The Vermont Department of Public Safety urged Vermonters to heed the following advice while they wait for electrical service to be restored:

  • If you are without power and using a generator – NEVER run it indoors, that includes the garage. Use the generator outside and away from the house, far from vents and windows. Exhaust from generators and other motors can cause carbon monoxide (CO) poisoning which can be fatal.
  • Never touch or come in contact with a downed power line. Treat all power lines as live wires that can electrocute, causing serious injury or death.
  • When clearing debris, ensure branches are not in contact with a power line. Trees and other items conduct electricity and can cause electrocution.
  • Ensure you have batteries for flashlights and battery powered radios on hand. A battery charger for your cell phone can also ensure you can stay connected.
  • Ensure your home has working smoke and carbon monoxide detectors.
  • Respect detours on the roads, never drive over a downed power line.
  • If you have medical equipment that relies on electricity, or medication that must be refrigerated, call 2-1-1 or your local town office.

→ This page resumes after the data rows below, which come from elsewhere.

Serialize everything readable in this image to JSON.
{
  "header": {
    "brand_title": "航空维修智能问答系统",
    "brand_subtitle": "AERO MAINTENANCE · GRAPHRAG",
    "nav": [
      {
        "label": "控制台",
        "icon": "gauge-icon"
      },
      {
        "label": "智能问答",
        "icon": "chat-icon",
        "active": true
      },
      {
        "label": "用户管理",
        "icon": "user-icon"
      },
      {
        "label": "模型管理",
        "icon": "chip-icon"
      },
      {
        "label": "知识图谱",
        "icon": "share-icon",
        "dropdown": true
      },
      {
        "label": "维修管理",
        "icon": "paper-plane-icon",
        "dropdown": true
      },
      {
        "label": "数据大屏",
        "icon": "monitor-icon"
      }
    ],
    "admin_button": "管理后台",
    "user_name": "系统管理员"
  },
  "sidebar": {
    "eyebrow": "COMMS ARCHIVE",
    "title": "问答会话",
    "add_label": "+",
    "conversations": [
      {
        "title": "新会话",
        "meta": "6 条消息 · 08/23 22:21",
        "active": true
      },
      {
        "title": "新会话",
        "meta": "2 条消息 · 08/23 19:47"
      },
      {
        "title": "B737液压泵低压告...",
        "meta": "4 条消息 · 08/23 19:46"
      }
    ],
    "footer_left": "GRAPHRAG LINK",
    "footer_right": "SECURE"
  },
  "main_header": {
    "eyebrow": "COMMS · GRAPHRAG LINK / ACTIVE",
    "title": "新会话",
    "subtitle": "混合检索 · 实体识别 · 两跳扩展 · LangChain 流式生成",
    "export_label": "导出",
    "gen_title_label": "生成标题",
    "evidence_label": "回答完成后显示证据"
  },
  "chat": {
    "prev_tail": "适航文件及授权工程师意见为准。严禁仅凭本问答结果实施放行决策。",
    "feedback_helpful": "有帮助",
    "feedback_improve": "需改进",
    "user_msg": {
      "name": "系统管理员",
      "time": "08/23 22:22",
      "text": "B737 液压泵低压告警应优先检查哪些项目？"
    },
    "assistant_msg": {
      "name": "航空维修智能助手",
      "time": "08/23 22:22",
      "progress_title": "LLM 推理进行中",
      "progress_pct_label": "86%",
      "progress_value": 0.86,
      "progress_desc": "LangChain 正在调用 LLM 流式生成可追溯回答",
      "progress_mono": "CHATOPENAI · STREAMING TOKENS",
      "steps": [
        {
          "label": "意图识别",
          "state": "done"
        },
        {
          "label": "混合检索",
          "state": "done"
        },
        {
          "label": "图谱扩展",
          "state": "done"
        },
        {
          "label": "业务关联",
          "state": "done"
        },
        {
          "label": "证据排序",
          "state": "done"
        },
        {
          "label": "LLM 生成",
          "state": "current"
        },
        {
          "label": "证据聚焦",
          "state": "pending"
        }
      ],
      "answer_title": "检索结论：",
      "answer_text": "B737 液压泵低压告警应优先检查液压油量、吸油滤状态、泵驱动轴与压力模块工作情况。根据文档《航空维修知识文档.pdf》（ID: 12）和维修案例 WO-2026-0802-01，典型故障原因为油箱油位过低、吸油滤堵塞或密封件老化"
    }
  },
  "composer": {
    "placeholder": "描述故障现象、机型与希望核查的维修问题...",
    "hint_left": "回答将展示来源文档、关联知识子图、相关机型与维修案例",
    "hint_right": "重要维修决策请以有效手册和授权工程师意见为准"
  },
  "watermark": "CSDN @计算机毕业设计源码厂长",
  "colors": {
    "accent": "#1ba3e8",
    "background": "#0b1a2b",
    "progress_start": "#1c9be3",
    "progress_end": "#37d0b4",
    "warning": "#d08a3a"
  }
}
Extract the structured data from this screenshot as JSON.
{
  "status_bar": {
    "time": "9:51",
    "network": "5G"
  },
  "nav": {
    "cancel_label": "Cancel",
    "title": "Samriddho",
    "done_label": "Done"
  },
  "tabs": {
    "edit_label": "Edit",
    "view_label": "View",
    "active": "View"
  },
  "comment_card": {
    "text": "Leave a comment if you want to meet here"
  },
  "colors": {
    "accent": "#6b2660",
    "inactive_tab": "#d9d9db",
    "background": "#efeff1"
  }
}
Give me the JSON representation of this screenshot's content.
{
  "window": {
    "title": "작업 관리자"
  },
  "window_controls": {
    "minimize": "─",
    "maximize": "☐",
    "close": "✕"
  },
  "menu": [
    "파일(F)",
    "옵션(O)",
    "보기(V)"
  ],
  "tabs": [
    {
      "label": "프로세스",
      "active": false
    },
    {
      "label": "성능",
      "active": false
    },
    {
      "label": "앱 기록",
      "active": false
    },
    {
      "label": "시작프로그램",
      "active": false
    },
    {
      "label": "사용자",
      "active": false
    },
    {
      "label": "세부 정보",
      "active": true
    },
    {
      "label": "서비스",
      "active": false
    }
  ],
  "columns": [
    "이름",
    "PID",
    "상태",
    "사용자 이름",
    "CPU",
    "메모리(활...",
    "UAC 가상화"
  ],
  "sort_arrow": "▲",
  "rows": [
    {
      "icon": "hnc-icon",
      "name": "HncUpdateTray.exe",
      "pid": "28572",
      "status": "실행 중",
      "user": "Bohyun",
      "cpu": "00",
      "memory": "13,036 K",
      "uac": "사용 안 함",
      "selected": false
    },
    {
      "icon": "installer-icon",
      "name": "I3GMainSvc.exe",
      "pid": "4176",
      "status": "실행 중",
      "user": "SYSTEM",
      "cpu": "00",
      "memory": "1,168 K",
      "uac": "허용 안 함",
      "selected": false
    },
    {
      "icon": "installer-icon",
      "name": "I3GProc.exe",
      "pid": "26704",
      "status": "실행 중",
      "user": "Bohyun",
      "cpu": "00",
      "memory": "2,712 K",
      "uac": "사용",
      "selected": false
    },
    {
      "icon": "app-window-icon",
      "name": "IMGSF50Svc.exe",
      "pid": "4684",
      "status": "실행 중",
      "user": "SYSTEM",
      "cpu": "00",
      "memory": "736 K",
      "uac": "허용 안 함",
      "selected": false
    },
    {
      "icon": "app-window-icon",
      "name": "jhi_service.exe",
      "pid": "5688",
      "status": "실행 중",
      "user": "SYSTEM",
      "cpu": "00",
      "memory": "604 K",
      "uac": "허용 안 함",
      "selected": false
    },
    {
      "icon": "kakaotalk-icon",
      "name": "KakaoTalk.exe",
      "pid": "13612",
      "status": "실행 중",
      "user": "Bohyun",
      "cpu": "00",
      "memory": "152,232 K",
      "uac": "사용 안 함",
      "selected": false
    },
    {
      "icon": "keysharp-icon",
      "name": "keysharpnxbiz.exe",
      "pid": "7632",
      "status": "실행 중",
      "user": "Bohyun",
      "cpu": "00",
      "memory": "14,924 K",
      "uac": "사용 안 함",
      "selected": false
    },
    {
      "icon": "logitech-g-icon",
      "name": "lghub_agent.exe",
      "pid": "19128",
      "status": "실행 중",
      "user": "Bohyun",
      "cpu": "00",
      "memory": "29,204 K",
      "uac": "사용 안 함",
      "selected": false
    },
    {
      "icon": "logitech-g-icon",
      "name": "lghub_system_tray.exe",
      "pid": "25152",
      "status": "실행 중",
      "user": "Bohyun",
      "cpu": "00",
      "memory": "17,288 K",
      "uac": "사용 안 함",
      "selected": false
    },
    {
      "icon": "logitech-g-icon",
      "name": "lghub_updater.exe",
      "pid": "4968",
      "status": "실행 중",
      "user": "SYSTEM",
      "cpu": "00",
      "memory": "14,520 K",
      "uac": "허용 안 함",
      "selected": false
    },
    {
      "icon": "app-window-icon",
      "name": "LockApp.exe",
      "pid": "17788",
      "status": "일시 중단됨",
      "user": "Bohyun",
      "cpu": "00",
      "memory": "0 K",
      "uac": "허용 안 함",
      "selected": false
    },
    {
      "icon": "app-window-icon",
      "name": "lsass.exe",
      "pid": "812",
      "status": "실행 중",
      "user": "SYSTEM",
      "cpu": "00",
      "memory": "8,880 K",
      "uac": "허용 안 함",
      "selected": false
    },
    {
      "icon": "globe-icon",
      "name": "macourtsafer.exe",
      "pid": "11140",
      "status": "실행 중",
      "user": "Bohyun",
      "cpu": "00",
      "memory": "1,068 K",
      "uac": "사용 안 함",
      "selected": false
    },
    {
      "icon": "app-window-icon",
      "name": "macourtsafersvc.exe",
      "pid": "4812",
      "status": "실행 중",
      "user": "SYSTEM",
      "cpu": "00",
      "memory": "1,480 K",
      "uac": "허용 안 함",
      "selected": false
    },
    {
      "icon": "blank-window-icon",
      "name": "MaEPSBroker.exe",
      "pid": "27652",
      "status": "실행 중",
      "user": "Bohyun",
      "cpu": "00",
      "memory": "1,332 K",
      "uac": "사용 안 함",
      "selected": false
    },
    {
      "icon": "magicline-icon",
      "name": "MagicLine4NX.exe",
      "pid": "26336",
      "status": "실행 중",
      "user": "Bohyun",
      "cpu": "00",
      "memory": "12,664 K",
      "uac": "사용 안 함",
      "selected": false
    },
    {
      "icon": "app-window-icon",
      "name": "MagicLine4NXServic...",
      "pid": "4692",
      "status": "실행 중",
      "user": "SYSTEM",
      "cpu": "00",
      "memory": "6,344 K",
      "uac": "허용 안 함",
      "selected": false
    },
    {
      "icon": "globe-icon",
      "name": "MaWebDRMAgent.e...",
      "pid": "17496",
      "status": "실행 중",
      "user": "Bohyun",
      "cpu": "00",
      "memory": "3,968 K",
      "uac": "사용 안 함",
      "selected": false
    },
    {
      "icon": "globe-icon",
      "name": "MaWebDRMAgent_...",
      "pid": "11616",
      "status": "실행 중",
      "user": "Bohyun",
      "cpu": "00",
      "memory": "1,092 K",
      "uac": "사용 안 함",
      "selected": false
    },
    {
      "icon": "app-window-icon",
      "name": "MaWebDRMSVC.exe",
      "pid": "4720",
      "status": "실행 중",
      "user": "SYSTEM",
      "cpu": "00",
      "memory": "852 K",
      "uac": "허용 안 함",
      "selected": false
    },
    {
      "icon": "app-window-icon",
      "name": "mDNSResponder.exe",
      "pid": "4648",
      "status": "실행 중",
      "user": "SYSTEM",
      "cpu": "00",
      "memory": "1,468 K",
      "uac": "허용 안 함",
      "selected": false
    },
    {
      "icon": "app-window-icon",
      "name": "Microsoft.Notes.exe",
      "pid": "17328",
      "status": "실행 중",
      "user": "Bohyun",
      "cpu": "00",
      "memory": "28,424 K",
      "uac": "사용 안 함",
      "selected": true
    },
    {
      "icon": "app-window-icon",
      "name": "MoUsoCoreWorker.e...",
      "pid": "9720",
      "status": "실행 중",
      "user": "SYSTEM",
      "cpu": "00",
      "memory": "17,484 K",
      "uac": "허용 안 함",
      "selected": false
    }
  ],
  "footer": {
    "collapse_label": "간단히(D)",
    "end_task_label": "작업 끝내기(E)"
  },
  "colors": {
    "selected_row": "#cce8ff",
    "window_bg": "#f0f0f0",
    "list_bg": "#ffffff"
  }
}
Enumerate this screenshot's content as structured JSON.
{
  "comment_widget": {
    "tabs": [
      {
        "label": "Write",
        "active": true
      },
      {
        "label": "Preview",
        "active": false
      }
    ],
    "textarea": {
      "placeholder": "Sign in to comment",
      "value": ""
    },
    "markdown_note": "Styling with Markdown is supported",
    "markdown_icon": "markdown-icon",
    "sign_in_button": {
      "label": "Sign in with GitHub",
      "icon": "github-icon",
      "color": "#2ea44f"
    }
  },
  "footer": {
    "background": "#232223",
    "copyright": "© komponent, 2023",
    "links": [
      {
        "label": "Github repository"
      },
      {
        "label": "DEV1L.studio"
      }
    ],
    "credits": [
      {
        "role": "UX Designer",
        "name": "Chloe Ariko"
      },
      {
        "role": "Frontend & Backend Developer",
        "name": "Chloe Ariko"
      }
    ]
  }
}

Ben Delorme said he and his family moved into a new home in Colchester Saturday morning, so were there just two nights when the trees started falling.

"I could hear them going down,” Delorme recalled. "We just all got in our room in our bed and huddled together and just rode it out."

In nearby Milton, when a pine toppled, its roots lifted up a large shed behind Nickie Powers' house, leaving the storage structure sitting at an angle.

"I’ve never heard the wind like the way it was last night–ever," Powers said.

Crews worked long hours Monday to reopen closed roads in communities across the state.

Several local roads and a handful of state roads remained either partially or fully closed to travel as of late Monday afternoon, according to the Vermont Department of Public Safety.

Many schools around the state also canceled classes Monday, due to both power outages and transportation challenges.

With a big tree down in her back yard, Jessica Owens of Milton said she had a lot of work to do.

"It’s going to be a long cleanup," Owens said. “But at least we’ll have firewood for fire pits.”

Fallen trees were even blocking train tracks in Colchester, delaying Amtrak passengers three hours in Essex Junction.

"Can’t really do anything about it, though," passenger Moira Stone said about her delayed travel to New York City.

That train would eventually come and get travelers to where they were heading: a bit of good news in a state that still has lots of cleanup ahead of it.

Contact Us